We also played Armenian music – Narekatsi, Ambartsum Limondjian, Komitas. I have specially prepared such a program, I really love old ethnic music.
My father was very fond of old music, it was he who taught me to play the block flute, I played at one time in the Madrigal ensemble. For me, this is both a professional activity and a vacation. I earn money from this and combine business with pleasure. I can’t say it’s a routine, I’m having fun. I teach creative mathematics and music at an Italian school.
Realist: What language do you think in?
Antonio Gramsci: In Russian, definitely. Italian is secondary for me. When I’m in Italy, I think in Italian, but by the way, I don’t know it perfectly, I learned it as an adult. I didn’t speak Italian at all until I was 19. My father taught it to me, and I lived there for six months and learned to speak.
Realist: How do Italians differ from Russians?
Antonio Gramsci: I am a cosmopolitan by mentality, I do not divide people into nations. I do not know who is Russian, who is Italian, I know that a person grows up in a various cultural environment. Following my grandfather, it’s not that I deny nationality, he offered to rise above nationality, this is the pathos of the communist movement.
Nationality is a relic. I, too, like my grandfather, want to rise above nationality. I have 10 bloodlines. Gramsci’s surname is not Italian at all, we come from the Arbresh nationalities. These are the ancient Albanians who fled from the Turks in the 15th century. They still live and speak the old Albanian language. There is such a city in central Albania, Gramsci, I was in it.
Russians and Italians have differences in manners: gestures, the manner of hugging, kissing when meeting – I call it “antics”. We are not Scandinavians in this regard. And Russians, unlike Italians, are less sociable, Italians immediately switch to second person singular, a lot of everything.
Realist: What do you convey with your music? What do you want to say with it?
Antonio Gramsci: I will not be afraid of this word, to some extent my music is missionary. I want to lift my students above this stupid pop. In the same concert where we played Armenian music, I wanted to show what kind of music Armenians have. Everyone thinks that they have only Jivan Gasparyan, who plays the duduk. No, they had awesome music in the 18th century. I show the Italians that they have not only Sanremo. They had besides Vivaldi and Palestrina, Monteverdi, and polyphony. I look at all this pessimistically, but I hide behind my grandfather’s phrase “pessimism of reason and optimism of will.” That was his motto.

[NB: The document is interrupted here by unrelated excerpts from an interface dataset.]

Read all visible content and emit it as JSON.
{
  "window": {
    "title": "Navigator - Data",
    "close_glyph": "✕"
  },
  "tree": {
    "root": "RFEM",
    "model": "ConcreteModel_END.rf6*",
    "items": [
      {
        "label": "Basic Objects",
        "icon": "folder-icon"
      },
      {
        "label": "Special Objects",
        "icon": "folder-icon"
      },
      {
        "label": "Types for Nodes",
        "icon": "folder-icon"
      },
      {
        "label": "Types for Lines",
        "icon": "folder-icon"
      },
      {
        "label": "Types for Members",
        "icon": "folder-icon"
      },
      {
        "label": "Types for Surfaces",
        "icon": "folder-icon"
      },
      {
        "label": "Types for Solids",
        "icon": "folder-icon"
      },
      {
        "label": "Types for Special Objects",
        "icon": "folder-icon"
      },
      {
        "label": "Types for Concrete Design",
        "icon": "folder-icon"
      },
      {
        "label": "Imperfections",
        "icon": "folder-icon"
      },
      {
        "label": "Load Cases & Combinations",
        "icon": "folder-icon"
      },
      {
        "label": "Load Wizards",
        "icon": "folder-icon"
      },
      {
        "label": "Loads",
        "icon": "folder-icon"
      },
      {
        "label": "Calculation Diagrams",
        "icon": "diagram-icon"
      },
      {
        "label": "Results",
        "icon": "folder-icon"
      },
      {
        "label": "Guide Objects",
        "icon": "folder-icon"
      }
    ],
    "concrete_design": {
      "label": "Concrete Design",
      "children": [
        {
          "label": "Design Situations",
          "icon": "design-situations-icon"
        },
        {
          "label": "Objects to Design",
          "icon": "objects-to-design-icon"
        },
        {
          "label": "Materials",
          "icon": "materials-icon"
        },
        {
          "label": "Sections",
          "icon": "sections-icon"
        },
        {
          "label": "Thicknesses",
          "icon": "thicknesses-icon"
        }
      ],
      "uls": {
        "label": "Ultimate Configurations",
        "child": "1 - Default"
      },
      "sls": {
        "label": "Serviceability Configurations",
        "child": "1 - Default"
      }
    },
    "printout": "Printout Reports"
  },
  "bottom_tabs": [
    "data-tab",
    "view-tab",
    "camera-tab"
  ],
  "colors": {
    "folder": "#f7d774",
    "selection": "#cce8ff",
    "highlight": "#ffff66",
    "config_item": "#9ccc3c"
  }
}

Realist: What does culture mean to you? How do you understand it?
Antonio Gramsci: Culture is what makes us human. Although animals also have their own culture, but what makes us exist harmoniously is culture. If there is no such deep first as culture, then barbarism begins. Culture humanizes and elevates, removes cruelty and violence. Although I sometimes doubt this concept, because the Turks and Ottomans had an exorbitant culture, abeit borrowed, they were the greatest connoisseurs of music and poetry, but at the same time they bought a slave boy, cut off his genitals, buried him in the sand, then used him for their pleasures. And then we went to a coffee shop and listened to great music. Or they slaughtered the entire population of the city, raped women, and then listened to music again. The ancient Japanese culture included barbarism. Therefore, I dare to doubt this concept, but still I cannot give another definition. Culture is what elevates and humanizes.
Realist: How do you feel about the ideas and principles of nonviolence?
Antonio Gramsci: I am an unbeliever, not an atheist, but an agnostic. But even for me, for an unbeliever, the “Sermon on the Mount,” as my grandfather wrote, is a moral revolution. He was referring to early Christianity, which is a big step up compared to other concepts – Confucianism, Buddhism. It towers over anything.
It is not Christianity as an institution that has distinguished itself with cruelty quite comparable to the Muslim one. But at least for Muslims, the norms of violence are clearly spelled out in the Koran, and there are contradictions in Christianity. On the one hand, non–resistance to evil, and on the other – violence in the real practice. It’s the same in Buddhism…